### Problem to work on
When the string "JSON" appears in a line of the records, show the whole line.

Items listed in a dataset:
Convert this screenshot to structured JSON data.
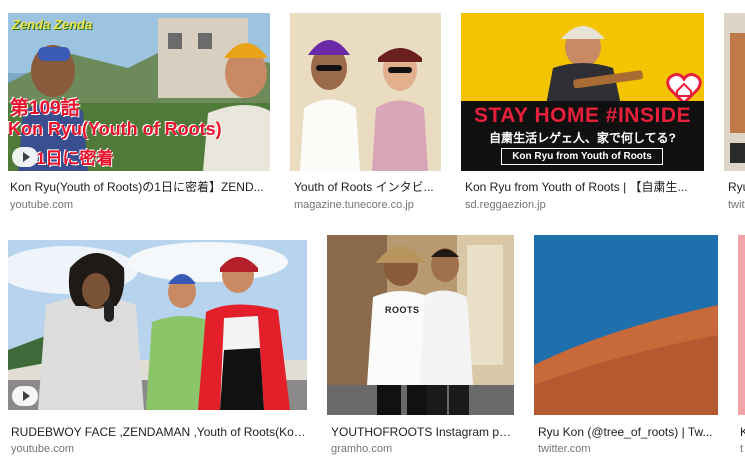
{
  "results": [
    {
      "caption": "Kon Ryu(Youth of Roots)の1日に密着】ZEND...",
      "source": "youtube.com",
      "is_video": true,
      "overlay": {
        "logo": "Zenda Zenda",
        "line1": "第109話",
        "line2": "Kon Ryu(Youth of Roots)",
        "line3": "1日に密着"
      }
    },
    {
      "caption": "Youth of Roots インタビ...",
      "source": "magazine.tunecore.co.jp"
    },
    {
      "caption": "Kon Ryu from Youth of Roots | 【自粛生...",
      "source": "sd.reggaezion.jp",
      "overlay": {
        "headline": "STAY HOME #INSIDE",
        "subhead": "自粛生活レゲェ人、家で何してる?",
        "name_box": "Kon Ryu from Youth of Roots"
      }
    },
    {
      "caption": "Ryu",
      "source": "twit"
    },
    {
      "caption": "RUDEBWOY FACE ,ZENDAMAN ,Youth of Roots(Kon...",
      "source": "youtube.com",
      "is_video": true
    },
    {
      "caption": "YOUTHOFROOTS Instagram po...",
      "source": "gramho.com",
      "overlay": {
        "shirt_text": "ROOTS"
      }
    },
    {
      "caption": "Ryu Kon (@tree_of_roots) | Tw...",
      "source": "twitter.com"
    },
    {
      "caption": "K",
      "source": "t"
    }
  ],
  "colors": {
    "caption": "#202124",
    "source": "#70757a",
    "stay_home_bg": "#f5c400",
    "twitter_blue": "#1f6fad",
    "sand": "#c8693a"
  }
}
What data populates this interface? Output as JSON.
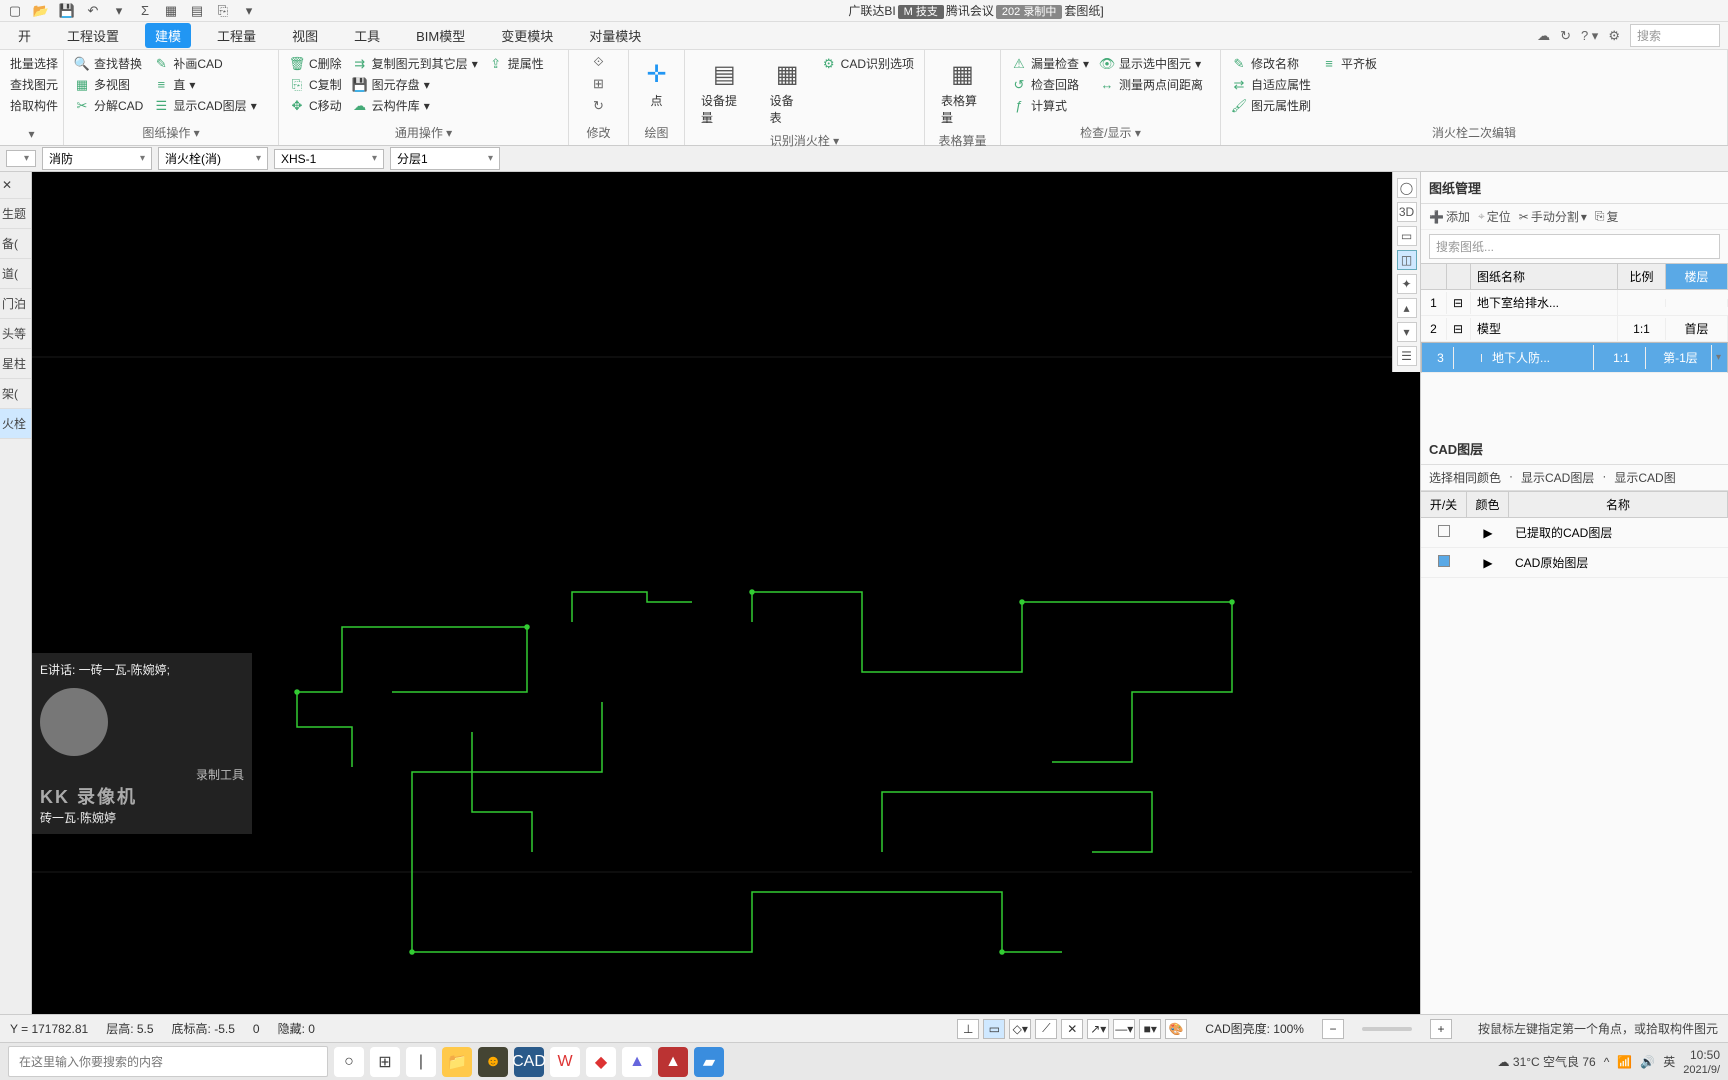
{
  "title": {
    "prefix": "广联达BI",
    "badge1": "M 技支",
    "mid": "腾讯会议",
    "badge2": "202 录制中",
    "suffix": "套图纸]"
  },
  "mainTabs": {
    "t0": "开",
    "t1": "工程设置",
    "t2": "建模",
    "t3": "工程量",
    "t4": "视图",
    "t5": "工具",
    "t6": "BIM模型",
    "t7": "变更模块",
    "t8": "对量模块"
  },
  "searchPlaceholder": "搜索",
  "ribbon": {
    "g1": {
      "a": "批量选择",
      "b": "查找图元",
      "c": "拾取构件"
    },
    "g2": {
      "a": "查找替换",
      "b": "多视图",
      "c": "分解CAD",
      "d": "补画CAD",
      "e": "直",
      "f": "显示CAD图层"
    },
    "g2_label": "图纸操作",
    "g3": {
      "a": "C删除",
      "b": "C复制",
      "c": "C移动",
      "d": "复制图元到其它层",
      "e": "图元存盘",
      "f": "云构件库",
      "g": "提属性"
    },
    "g3_label": "通用操作",
    "g4": {
      "label": "修改"
    },
    "g5": {
      "big": "点",
      "label": "绘图"
    },
    "g6": {
      "a": "设备提量",
      "b": "设备表",
      "c": "CAD识别选项",
      "label": "识别消火栓"
    },
    "g7": {
      "big": "表格算量",
      "label": "表格算量"
    },
    "g8": {
      "a": "漏量检查",
      "b": "检查回路",
      "c": "计算式",
      "d": "显示选中图元",
      "e": "测量两点间距离",
      "label": "检查/显示"
    },
    "g9": {
      "a": "修改名称",
      "b": "自适应属性",
      "c": "图元属性刷",
      "d": "平齐板",
      "label": "消火栓二次编辑"
    }
  },
  "selectors": {
    "s0": "",
    "s1": "消防",
    "s2": "消火栓(消)",
    "s3": "XHS-1",
    "s4": "分层1"
  },
  "leftItems": [
    "生题",
    "备(",
    "道(",
    "门泊",
    "头等",
    "星柱",
    "架("
  ],
  "leftActive": "火栓",
  "rightPanel": {
    "header": "图纸管理",
    "tools": {
      "add": "添加",
      "locate": "定位",
      "split": "手动分割",
      "copy": "复"
    },
    "searchPlaceholder": "搜索图纸...",
    "cols": {
      "name": "图纸名称",
      "scale": "比例",
      "floor": "楼层"
    },
    "rows": [
      {
        "idx": "1",
        "name": "地下室给排水...",
        "scale": "",
        "floor": ""
      },
      {
        "idx": "2",
        "name": "模型",
        "scale": "1:1",
        "floor": "首层"
      },
      {
        "idx": "3",
        "name": "地下人防...",
        "scale": "1:1",
        "floor": "第-1层"
      }
    ],
    "cadHeader": "CAD图层",
    "cadFilters": {
      "a": "选择相同颜色",
      "b": "显示CAD图层",
      "c": "显示CAD图"
    },
    "layerCols": {
      "on": "开/关",
      "color": "颜色",
      "name": "名称"
    },
    "layers": [
      {
        "on": false,
        "name": "已提取的CAD图层"
      },
      {
        "on": true,
        "name": "CAD原始图层"
      }
    ]
  },
  "overlay": {
    "speaker": "E讲话: 一砖一瓦-陈婉婷;",
    "tool": "录制工具",
    "wm": "KK 录像机",
    "name": "砖一瓦·陈婉婷"
  },
  "status": {
    "coord": "Y = 171782.81",
    "h": "层高: 5.5",
    "bh": "底标高: -5.5",
    "zero": "0",
    "hidden": "隐藏: 0",
    "bright": "CAD图亮度: 100%",
    "hint": "按鼠标左键指定第一个角点，或拾取构件图元"
  },
  "taskbar": {
    "search": "在这里输入你要搜索的内容",
    "weather": "31°C 空气良 76",
    "ime": "英",
    "time": "10:50",
    "date": "2021/9/"
  }
}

### Result of this exercise
Convert this screenshot to structured JSON data.
What data populates this interface? Output as JSON.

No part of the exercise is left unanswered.